▼

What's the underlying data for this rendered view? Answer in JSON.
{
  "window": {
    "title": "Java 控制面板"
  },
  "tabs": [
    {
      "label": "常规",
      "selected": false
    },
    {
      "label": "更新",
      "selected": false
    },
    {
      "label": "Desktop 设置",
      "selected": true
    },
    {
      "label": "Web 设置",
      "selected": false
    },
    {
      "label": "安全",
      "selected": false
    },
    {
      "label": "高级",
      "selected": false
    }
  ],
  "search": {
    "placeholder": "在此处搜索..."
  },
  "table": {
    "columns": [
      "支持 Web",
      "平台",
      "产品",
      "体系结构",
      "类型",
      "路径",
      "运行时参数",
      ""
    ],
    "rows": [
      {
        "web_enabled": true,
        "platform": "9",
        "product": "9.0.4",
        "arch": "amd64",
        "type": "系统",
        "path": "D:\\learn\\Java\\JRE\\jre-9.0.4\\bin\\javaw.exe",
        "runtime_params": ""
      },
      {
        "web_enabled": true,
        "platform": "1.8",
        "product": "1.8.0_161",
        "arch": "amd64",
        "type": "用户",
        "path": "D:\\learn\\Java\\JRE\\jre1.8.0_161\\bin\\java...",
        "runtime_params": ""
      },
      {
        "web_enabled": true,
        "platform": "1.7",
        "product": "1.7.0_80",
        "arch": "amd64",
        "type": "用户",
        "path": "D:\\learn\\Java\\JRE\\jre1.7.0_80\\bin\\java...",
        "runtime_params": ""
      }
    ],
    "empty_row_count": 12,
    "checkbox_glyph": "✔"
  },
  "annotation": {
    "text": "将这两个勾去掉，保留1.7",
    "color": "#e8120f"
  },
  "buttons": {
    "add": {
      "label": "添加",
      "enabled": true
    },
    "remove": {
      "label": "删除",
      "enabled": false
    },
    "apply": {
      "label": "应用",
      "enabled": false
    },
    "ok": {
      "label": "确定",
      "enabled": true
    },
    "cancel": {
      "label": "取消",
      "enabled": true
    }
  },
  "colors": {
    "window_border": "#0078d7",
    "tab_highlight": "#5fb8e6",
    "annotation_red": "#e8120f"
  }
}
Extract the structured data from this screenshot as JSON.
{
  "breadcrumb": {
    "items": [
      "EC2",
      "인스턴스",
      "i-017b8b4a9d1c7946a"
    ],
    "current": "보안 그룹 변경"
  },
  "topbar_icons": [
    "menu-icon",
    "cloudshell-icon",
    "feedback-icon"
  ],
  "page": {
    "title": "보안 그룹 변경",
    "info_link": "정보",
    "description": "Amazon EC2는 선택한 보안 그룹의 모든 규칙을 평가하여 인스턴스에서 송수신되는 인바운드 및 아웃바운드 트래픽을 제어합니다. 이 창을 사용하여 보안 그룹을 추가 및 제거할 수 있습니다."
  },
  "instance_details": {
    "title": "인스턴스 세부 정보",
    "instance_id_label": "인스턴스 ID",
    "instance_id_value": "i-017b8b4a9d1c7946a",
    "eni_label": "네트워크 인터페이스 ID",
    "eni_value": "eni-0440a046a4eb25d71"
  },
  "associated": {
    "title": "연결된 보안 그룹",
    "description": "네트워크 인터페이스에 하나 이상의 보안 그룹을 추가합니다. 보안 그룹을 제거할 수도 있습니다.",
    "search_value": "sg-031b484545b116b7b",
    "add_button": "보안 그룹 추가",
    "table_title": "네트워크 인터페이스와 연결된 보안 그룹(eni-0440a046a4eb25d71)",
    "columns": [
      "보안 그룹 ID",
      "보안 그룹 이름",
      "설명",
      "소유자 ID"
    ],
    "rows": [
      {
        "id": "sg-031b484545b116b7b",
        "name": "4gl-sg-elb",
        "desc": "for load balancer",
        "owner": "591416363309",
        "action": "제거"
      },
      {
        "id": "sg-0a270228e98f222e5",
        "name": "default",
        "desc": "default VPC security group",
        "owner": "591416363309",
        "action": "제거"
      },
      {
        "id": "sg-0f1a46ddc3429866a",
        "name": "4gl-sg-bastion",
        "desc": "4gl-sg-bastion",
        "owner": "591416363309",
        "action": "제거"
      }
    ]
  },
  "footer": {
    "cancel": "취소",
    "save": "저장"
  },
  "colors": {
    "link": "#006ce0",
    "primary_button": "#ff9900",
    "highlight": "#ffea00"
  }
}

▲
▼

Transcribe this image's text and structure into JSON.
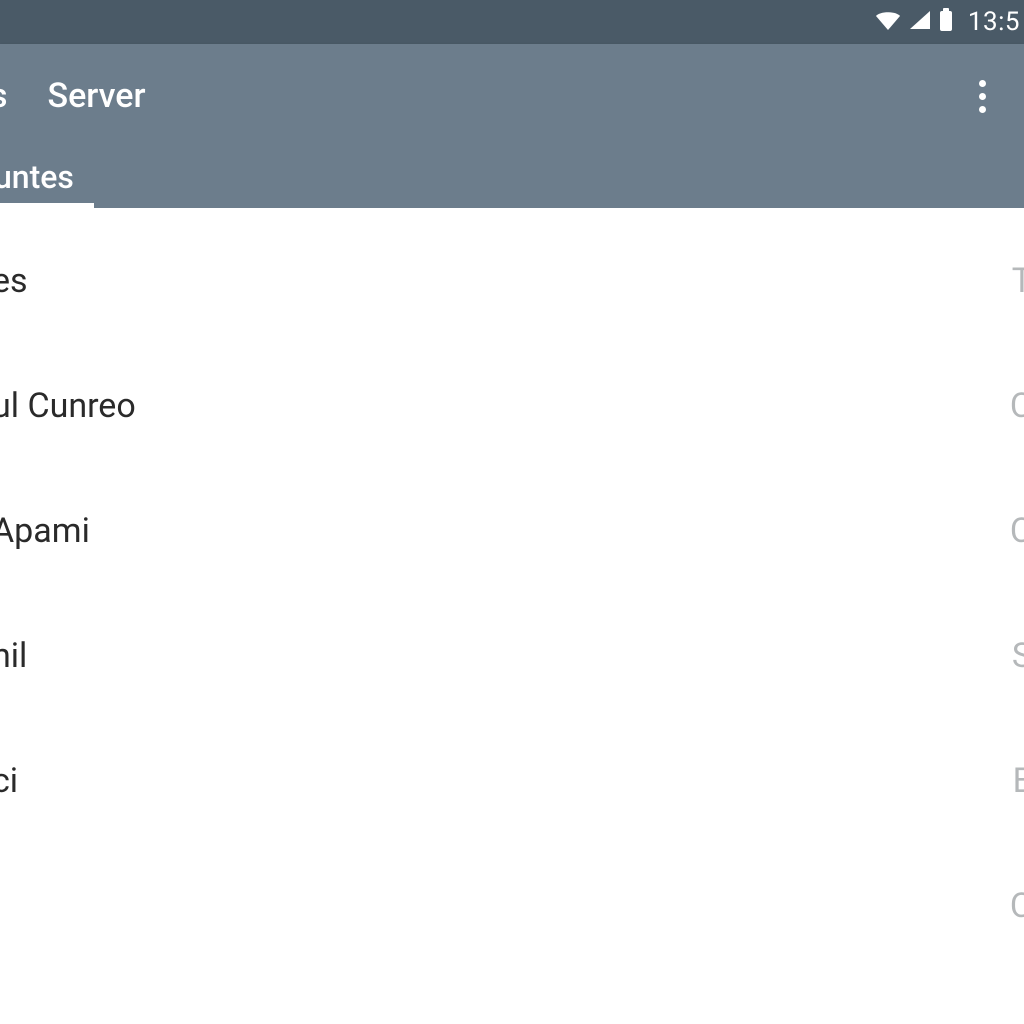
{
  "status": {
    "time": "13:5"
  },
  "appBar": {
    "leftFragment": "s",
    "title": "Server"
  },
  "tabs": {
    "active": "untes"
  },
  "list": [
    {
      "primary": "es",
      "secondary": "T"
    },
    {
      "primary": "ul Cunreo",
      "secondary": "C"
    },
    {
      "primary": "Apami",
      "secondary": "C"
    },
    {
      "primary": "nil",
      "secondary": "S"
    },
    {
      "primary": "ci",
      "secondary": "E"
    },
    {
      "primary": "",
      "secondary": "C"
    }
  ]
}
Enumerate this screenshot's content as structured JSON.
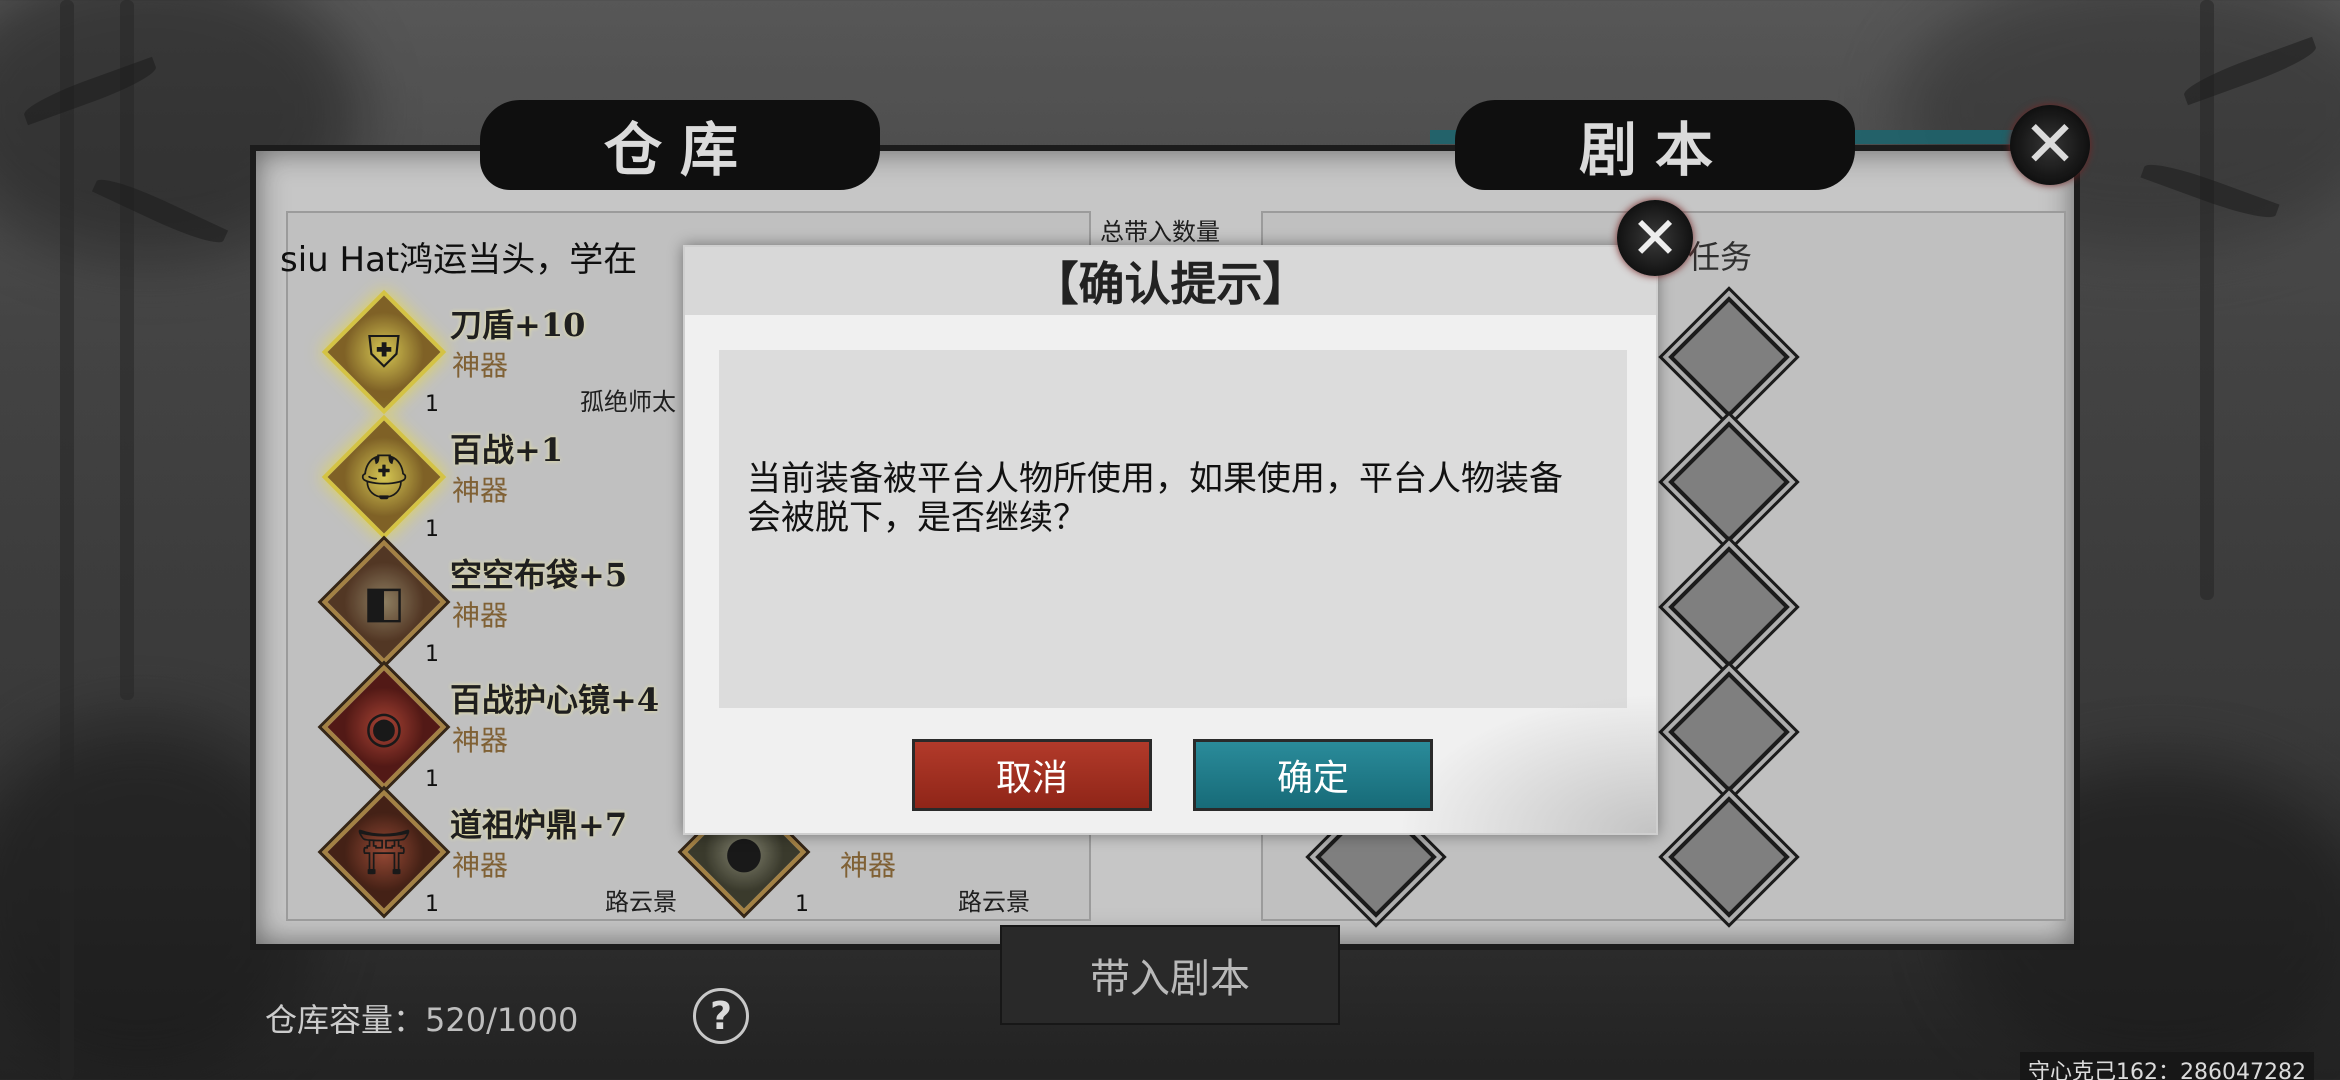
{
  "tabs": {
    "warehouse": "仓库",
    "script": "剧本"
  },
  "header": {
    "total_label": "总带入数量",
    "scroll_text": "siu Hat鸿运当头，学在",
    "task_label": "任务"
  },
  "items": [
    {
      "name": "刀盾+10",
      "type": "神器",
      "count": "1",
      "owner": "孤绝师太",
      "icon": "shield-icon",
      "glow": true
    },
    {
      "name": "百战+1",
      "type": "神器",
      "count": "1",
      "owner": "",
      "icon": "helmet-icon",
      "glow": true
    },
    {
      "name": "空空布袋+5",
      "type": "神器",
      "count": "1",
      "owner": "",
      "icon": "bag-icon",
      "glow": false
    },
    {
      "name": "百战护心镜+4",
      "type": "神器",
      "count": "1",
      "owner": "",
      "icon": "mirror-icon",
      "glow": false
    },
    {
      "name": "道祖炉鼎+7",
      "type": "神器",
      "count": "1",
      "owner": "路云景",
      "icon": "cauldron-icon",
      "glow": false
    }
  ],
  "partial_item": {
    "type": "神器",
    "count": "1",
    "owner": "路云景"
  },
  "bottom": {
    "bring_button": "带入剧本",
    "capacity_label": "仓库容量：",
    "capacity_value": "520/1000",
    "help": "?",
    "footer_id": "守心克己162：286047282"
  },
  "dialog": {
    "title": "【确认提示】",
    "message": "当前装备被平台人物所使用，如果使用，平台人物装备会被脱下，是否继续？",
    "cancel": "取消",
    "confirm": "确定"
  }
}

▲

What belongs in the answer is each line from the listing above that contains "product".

• [Answer section]
        "product": "9.0.4",
        "product": "1.8.0_161",
        "product": "1.7.0_80",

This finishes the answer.